## What you need to do
For this exercise, print the records below verbatim.

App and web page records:
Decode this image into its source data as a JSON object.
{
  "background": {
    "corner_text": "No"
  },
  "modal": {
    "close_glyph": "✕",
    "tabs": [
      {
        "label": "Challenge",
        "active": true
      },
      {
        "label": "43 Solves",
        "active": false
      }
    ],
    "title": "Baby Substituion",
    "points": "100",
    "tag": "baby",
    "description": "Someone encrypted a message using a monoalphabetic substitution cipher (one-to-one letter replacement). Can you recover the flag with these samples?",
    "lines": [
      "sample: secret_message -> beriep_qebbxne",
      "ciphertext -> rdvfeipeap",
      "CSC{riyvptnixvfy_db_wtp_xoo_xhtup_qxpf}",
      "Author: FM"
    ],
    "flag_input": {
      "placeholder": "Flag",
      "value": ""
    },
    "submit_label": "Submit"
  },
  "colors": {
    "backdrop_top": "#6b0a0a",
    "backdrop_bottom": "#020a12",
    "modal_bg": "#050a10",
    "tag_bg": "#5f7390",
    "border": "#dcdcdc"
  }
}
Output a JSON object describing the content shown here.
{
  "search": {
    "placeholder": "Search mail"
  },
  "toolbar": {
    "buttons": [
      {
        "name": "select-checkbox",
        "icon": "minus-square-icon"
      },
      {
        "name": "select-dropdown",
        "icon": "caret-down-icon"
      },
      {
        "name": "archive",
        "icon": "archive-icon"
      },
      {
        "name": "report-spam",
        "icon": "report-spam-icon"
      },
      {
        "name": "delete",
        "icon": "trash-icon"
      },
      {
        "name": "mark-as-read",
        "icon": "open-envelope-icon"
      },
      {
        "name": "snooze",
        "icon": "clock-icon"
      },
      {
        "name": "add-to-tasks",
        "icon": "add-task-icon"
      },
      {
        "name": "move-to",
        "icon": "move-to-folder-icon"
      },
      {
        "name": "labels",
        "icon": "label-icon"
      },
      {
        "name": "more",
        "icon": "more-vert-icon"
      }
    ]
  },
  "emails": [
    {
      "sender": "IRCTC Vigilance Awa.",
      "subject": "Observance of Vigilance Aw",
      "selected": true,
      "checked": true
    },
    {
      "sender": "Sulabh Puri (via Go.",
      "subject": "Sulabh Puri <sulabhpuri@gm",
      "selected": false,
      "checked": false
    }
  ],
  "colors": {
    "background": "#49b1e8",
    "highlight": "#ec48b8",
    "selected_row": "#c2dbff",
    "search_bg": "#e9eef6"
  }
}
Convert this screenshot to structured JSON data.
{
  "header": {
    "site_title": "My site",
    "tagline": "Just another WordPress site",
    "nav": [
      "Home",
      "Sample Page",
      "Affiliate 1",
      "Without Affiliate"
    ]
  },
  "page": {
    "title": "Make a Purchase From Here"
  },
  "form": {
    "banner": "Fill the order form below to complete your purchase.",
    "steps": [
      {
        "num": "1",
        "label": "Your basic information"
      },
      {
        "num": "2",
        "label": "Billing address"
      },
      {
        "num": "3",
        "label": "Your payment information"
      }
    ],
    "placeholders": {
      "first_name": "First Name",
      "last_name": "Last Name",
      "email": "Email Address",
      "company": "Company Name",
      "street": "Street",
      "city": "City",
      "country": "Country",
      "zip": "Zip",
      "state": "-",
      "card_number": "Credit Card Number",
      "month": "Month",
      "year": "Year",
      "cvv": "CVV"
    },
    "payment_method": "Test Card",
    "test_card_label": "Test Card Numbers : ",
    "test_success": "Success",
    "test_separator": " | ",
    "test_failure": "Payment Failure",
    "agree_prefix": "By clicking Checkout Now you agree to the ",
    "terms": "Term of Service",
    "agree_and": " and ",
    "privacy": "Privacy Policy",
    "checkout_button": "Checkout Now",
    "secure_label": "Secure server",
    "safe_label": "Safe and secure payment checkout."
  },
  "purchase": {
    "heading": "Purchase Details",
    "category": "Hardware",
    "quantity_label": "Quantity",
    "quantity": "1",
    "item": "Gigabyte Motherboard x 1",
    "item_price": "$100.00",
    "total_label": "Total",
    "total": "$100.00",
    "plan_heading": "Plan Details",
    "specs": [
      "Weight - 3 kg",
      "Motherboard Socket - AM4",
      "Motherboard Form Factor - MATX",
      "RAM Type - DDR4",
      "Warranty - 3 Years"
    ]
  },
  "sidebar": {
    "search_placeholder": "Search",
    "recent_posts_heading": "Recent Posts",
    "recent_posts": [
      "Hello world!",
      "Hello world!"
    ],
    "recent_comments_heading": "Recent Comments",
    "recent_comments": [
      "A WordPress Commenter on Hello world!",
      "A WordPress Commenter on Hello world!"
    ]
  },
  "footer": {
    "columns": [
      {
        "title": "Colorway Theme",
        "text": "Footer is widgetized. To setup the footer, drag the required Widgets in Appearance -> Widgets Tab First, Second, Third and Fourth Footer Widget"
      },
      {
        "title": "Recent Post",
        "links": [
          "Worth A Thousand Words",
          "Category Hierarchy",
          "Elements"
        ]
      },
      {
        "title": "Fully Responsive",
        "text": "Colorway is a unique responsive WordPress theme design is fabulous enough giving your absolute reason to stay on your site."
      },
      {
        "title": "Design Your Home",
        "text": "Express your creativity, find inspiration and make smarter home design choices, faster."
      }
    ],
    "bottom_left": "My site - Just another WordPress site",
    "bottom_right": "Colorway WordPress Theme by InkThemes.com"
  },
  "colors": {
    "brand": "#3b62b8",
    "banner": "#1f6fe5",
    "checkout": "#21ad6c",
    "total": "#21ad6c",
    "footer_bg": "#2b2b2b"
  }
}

## Answer section
Decode this image into its source data as a JSON object.
{
  "background": {
    "corner_text": "No"
  },
  "modal": {
    "close_glyph": "✕",
    "tabs": [
      {
        "label": "Challenge",
        "active": true
      },
      {
        "label": "43 Solves",
        "active": false
      }
    ],
    "title": "Baby Substituion",
    "points": "100",
    "tag": "baby",
    "description": "Someone encrypted a message using a monoalphabetic substitution cipher (one-to-one letter replacement). Can you recover the flag with these samples?",
    "lines": [
      "sample: secret_message -> beriep_qebbxne",
      "ciphertext -> rdvfeipeap",
      "CSC{riyvptnixvfy_db_wtp_xoo_xhtup_qxpf}",
      "Author: FM"
    ],
    "flag_input": {
      "placeholder": "Flag",
      "value": ""
    },
    "submit_label": "Submit"
  },
  "colors": {
    "backdrop_top": "#6b0a0a",
    "backdrop_bottom": "#020a12",
    "modal_bg": "#050a10",
    "tag_bg": "#5f7390",
    "border": "#dcdcdc"
  }
}
Output a JSON object describing the content shown here.
{
  "search": {
    "placeholder": "Search mail"
  },
  "toolbar": {
    "buttons": [
      {
        "name": "select-checkbox",
        "icon": "minus-square-icon"
      },
      {
        "name": "select-dropdown",
        "icon": "caret-down-icon"
      },
      {
        "name": "archive",
        "icon": "archive-icon"
      },
      {
        "name": "report-spam",
        "icon": "report-spam-icon"
      },
      {
        "name": "delete",
        "icon": "trash-icon"
      },
      {
        "name": "mark-as-read",
        "icon": "open-envelope-icon"
      },
      {
        "name": "snooze",
        "icon": "clock-icon"
      },
      {
        "name": "add-to-tasks",
        "icon": "add-task-icon"
      },
      {
        "name": "move-to",
        "icon": "move-to-folder-icon"
      },
      {
        "name": "labels",
        "icon": "label-icon"
      },
      {
        "name": "more",
        "icon": "more-vert-icon"
      }
    ]
  },
  "emails": [
    {
      "sender": "IRCTC Vigilance Awa.",
      "subject": "Observance of Vigilance Aw",
      "selected": true,
      "checked": true
    },
    {
      "sender": "Sulabh Puri (via Go.",
      "subject": "Sulabh Puri <sulabhpuri@gm",
      "selected": false,
      "checked": false
    }
  ],
  "colors": {
    "background": "#49b1e8",
    "highlight": "#ec48b8",
    "selected_row": "#c2dbff",
    "search_bg": "#e9eef6"
  }
}
Convert this screenshot to structured JSON data.
{
  "header": {
    "site_title": "My site",
    "tagline": "Just another WordPress site",
    "nav": [
      "Home",
      "Sample Page",
      "Affiliate 1",
      "Without Affiliate"
    ]
  },
  "page": {
    "title": "Make a Purchase From Here"
  },
  "form": {
    "banner": "Fill the order form below to complete your purchase.",
    "steps": [
      {
        "num": "1",
        "label": "Your basic information"
      },
      {
        "num": "2",
        "label": "Billing address"
      },
      {
        "num": "3",
        "label": "Your payment information"
      }
    ],
    "placeholders": {
      "first_name": "First Name",
      "last_name": "Last Name",
      "email": "Email Address",
      "company": "Company Name",
      "street": "Street",
      "city": "City",
      "country": "Country",
      "zip": "Zip",
      "state": "-",
      "card_number": "Credit Card Number",
      "month": "Month",
      "year": "Year",
      "cvv": "CVV"
    },
    "payment_method": "Test Card",
    "test_card_label": "Test Card Numbers : ",
    "test_success": "Success",
    "test_separator": " | ",
    "test_failure": "Payment Failure",
    "agree_prefix": "By clicking Checkout Now you agree to the ",
    "terms": "Term of Service",
    "agree_and": " and ",
    "privacy": "Privacy Policy",
    "checkout_button": "Checkout Now",
    "secure_label": "Secure server",
    "safe_label": "Safe and secure payment checkout."
  },
  "purchase": {
    "heading": "Purchase Details",
    "category": "Hardware",
    "quantity_label": "Quantity",
    "quantity": "1",
    "item": "Gigabyte Motherboard x 1",
    "item_price": "$100.00",
    "total_label": "Total",
    "total": "$100.00",
    "plan_heading": "Plan Details",
    "specs": [
      "Weight - 3 kg",
      "Motherboard Socket - AM4",
      "Motherboard Form Factor - MATX",
      "RAM Type - DDR4",
      "Warranty - 3 Years"
    ]
  },
  "sidebar": {
    "search_placeholder": "Search",
    "recent_posts_heading": "Recent Posts",
    "recent_posts": [
      "Hello world!",
      "Hello world!"
    ],
    "recent_comments_heading": "Recent Comments",
    "recent_comments": [
      "A WordPress Commenter on Hello world!",
      "A WordPress Commenter on Hello world!"
    ]
  },
  "footer": {
    "columns": [
      {
        "title": "Colorway Theme",
        "text": "Footer is widgetized. To setup the footer, drag the required Widgets in Appearance -> Widgets Tab First, Second, Third and Fourth Footer Widget"
      },
      {
        "title": "Recent Post",
        "links": [
          "Worth A Thousand Words",
          "Category Hierarchy",
          "Elements"
        ]
      },
      {
        "title": "Fully Responsive",
        "text": "Colorway is a unique responsive WordPress theme design is fabulous enough giving your absolute reason to stay on your site."
      },
      {
        "title": "Design Your Home",
        "text": "Express your creativity, find inspiration and make smarter home design choices, faster."
      }
    ],
    "bottom_left": "My site - Just another WordPress site",
    "bottom_right": "Colorway WordPress Theme by InkThemes.com"
  },
  "colors": {
    "brand": "#3b62b8",
    "banner": "#1f6fe5",
    "checkout": "#21ad6c",
    "total": "#21ad6c",
    "footer_bg": "#2b2b2b"
  }
}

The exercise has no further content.